**PROVIDED MATERIAL**
══════

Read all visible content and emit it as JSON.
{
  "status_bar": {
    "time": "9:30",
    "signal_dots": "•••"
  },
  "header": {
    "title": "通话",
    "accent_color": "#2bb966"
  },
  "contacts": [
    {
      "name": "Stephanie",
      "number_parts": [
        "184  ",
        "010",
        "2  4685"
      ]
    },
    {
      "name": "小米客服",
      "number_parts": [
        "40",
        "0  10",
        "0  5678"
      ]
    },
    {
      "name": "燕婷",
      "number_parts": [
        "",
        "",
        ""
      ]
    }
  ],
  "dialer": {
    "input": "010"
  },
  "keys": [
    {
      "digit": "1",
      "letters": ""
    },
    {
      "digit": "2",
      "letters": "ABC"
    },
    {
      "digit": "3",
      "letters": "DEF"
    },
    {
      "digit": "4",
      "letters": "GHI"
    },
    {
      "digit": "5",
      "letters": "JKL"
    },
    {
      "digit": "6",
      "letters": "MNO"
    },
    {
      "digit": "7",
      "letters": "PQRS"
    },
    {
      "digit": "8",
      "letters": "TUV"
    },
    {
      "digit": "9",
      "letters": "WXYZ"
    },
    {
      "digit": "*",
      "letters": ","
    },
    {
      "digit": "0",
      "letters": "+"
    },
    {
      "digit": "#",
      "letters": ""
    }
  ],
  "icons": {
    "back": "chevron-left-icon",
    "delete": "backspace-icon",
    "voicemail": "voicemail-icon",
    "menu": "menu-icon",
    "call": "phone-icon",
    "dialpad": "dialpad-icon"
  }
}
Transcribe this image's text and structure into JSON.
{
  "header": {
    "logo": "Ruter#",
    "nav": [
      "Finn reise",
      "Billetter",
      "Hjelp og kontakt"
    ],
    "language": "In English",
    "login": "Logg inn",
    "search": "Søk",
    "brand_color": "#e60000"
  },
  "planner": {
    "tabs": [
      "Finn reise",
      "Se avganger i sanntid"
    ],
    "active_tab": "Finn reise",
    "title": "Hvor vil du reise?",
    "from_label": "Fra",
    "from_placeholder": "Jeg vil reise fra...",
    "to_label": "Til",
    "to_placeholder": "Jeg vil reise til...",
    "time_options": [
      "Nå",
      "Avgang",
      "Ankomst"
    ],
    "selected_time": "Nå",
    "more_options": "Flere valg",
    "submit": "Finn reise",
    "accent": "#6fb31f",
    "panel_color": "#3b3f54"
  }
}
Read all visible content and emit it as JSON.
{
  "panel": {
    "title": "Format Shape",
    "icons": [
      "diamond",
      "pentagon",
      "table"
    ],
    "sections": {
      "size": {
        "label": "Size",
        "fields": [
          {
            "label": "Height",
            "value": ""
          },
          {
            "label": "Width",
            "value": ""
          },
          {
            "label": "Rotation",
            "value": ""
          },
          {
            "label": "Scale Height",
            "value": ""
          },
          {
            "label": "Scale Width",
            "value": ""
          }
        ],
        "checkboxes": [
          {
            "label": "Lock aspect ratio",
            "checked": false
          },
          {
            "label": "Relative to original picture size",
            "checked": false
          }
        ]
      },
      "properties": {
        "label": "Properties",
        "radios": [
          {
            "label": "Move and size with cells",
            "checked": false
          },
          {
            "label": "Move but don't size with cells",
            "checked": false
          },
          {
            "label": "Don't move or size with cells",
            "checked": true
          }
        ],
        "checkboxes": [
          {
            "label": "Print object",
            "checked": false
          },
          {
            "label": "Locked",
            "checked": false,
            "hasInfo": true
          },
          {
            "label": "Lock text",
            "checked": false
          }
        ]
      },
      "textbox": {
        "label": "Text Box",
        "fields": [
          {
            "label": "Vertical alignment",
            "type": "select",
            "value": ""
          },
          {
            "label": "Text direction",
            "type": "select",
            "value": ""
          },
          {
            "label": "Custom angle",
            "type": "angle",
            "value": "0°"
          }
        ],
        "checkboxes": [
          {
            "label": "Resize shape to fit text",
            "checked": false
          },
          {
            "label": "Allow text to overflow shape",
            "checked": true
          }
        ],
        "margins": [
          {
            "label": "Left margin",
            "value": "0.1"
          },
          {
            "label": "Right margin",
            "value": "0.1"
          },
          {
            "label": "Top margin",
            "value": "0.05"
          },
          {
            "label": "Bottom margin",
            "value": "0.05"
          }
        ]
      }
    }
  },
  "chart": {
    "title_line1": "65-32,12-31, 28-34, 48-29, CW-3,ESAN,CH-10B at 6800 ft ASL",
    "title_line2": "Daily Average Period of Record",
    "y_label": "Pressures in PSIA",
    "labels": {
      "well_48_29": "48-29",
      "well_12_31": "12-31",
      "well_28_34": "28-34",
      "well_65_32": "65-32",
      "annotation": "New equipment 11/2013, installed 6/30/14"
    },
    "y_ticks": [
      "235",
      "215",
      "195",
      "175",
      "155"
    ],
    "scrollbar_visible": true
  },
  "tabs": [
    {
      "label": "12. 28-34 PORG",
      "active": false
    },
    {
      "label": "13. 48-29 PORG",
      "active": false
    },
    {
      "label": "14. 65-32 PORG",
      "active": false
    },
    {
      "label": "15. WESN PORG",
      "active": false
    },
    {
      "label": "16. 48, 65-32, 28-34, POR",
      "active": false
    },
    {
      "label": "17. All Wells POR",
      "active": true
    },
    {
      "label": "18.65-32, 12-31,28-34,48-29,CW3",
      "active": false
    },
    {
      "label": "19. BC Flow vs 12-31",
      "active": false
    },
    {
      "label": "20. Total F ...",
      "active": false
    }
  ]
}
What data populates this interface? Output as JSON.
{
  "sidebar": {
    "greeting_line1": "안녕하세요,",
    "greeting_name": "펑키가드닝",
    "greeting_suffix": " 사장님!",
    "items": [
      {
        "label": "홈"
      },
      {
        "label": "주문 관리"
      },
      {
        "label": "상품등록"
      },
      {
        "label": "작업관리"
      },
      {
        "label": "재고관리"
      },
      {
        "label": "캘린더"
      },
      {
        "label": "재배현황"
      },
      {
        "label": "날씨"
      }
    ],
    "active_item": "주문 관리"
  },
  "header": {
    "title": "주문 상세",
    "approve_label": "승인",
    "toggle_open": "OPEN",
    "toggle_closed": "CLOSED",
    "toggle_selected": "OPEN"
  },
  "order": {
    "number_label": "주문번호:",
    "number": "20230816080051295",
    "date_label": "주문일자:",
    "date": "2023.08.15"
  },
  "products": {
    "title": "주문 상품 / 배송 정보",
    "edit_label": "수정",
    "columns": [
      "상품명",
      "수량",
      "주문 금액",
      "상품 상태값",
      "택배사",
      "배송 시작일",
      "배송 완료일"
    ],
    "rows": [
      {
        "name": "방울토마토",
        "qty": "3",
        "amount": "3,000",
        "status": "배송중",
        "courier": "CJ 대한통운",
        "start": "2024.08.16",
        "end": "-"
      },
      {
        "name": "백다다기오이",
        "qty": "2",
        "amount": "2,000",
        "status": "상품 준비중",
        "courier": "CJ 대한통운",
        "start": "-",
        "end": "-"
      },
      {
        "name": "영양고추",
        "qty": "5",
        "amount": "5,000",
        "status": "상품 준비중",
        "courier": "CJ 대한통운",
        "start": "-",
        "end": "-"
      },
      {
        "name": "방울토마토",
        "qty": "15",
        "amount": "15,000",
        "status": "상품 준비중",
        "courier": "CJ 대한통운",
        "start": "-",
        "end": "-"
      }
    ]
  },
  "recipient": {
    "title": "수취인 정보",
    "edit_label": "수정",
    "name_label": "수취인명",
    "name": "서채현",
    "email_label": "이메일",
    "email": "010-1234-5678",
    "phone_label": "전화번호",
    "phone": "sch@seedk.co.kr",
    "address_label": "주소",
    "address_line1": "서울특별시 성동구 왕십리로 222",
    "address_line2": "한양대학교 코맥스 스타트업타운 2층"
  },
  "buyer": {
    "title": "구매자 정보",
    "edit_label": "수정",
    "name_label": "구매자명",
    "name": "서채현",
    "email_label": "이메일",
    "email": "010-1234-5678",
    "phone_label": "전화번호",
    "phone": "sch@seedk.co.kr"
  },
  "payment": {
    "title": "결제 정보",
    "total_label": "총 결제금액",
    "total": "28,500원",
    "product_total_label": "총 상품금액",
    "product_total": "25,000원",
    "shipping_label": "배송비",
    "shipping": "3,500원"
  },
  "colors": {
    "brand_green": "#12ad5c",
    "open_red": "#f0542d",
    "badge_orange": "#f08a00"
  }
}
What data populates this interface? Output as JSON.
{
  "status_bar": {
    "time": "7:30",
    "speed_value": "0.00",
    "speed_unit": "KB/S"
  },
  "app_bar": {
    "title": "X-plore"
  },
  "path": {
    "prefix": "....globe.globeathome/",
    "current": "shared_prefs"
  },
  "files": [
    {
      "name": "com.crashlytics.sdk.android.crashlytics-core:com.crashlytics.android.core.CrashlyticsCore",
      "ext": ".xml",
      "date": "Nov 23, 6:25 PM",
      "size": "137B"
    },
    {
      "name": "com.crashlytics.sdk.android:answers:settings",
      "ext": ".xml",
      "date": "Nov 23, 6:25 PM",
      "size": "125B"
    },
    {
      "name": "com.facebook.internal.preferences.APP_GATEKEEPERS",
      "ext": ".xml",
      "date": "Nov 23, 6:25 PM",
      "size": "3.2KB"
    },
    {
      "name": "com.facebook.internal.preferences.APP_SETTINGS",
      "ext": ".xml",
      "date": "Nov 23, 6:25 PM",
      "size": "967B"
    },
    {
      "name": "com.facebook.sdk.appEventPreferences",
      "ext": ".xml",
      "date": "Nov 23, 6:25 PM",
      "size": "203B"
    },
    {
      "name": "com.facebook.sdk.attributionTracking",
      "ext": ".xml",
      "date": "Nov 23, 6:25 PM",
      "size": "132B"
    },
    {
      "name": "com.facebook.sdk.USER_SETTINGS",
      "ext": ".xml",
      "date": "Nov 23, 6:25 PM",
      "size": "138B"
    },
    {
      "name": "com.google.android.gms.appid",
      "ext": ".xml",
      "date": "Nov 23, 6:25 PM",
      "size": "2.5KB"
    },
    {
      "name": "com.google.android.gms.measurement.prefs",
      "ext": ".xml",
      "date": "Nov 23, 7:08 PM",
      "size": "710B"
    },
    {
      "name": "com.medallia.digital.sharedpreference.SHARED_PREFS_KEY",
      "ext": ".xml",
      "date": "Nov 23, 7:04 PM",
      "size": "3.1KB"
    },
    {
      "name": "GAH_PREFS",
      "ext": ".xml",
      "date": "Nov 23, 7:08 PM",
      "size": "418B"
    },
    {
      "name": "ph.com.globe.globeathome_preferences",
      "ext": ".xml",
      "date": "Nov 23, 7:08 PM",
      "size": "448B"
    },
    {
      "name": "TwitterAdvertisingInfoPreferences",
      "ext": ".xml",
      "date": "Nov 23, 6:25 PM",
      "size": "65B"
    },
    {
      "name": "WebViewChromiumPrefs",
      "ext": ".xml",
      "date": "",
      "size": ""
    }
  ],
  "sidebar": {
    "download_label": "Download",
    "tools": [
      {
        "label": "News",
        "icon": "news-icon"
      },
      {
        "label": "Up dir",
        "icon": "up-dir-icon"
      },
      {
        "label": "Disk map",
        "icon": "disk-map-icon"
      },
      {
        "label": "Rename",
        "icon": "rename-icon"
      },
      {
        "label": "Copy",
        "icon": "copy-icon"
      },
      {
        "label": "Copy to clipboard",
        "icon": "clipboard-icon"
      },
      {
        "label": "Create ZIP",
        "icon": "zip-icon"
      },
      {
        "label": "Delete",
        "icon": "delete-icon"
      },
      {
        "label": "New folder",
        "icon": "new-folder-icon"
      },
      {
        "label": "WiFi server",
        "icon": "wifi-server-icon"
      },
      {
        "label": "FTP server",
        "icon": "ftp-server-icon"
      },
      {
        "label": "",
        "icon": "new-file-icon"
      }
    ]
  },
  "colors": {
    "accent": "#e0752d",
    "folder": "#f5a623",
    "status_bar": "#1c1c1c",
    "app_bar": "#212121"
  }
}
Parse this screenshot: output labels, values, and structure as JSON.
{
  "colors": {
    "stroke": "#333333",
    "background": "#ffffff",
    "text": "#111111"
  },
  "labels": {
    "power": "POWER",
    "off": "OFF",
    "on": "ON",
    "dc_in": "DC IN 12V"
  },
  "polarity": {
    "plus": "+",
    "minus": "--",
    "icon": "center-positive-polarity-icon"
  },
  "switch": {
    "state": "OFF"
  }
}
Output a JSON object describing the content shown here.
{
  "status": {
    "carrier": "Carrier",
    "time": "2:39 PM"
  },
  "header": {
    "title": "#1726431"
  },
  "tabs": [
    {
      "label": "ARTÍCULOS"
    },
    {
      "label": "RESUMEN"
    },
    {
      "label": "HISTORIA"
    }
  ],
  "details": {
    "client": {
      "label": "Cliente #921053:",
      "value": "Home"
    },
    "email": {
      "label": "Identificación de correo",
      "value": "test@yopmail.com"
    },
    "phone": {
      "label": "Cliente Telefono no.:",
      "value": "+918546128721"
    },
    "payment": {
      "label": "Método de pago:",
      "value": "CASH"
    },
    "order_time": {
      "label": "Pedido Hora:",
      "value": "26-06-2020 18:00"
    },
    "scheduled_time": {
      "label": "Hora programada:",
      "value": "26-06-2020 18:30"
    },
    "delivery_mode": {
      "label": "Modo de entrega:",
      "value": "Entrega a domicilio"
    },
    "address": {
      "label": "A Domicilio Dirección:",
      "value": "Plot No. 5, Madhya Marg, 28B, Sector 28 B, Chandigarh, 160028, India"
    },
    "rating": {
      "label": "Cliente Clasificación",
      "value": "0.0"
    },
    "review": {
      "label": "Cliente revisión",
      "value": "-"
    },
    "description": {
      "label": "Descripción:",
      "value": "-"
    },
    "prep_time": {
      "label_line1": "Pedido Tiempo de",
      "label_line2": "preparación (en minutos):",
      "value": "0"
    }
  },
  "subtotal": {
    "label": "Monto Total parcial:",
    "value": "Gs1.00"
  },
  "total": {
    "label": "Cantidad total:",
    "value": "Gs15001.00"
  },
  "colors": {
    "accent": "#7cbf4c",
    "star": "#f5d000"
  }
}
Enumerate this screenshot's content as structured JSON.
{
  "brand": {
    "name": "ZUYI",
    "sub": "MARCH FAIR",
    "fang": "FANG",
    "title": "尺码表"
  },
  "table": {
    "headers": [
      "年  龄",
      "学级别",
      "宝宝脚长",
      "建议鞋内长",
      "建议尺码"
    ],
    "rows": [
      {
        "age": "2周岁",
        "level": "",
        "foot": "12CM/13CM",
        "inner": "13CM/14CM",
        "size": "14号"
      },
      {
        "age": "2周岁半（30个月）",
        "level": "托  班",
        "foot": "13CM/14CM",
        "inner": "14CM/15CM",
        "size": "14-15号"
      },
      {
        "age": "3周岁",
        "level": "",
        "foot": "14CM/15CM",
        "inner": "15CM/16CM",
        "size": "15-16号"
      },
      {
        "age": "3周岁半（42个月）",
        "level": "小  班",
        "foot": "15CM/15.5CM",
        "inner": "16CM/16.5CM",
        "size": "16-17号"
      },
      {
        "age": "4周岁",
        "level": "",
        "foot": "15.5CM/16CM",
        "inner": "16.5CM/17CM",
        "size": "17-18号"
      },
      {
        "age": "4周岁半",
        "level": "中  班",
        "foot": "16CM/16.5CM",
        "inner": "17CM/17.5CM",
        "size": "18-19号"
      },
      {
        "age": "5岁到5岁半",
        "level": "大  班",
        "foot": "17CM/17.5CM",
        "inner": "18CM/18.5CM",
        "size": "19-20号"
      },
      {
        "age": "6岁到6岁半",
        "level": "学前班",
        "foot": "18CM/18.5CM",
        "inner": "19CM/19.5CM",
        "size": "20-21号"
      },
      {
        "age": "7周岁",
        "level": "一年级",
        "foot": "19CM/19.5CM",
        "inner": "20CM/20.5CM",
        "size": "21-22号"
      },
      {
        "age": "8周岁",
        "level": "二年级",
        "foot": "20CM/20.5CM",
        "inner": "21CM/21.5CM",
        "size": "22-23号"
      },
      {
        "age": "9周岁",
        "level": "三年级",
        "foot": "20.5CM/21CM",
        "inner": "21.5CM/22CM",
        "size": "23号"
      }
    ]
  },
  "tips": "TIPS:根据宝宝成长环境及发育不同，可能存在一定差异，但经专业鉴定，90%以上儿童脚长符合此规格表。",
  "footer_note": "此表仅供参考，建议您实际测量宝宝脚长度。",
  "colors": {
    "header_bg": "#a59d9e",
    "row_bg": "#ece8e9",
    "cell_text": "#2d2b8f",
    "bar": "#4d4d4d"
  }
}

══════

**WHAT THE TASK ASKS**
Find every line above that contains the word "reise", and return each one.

**RESPONSE TO THE EXERCISE**
      "Finn reise",
      "Finn reise",
    "active_tab": "Finn reise",
    "title": "Hvor vil du reise?",
    "from_placeholder": "Jeg vil reise fra...",
    "to_placeholder": "Jeg vil reise til...",
    "submit": "Finn reise",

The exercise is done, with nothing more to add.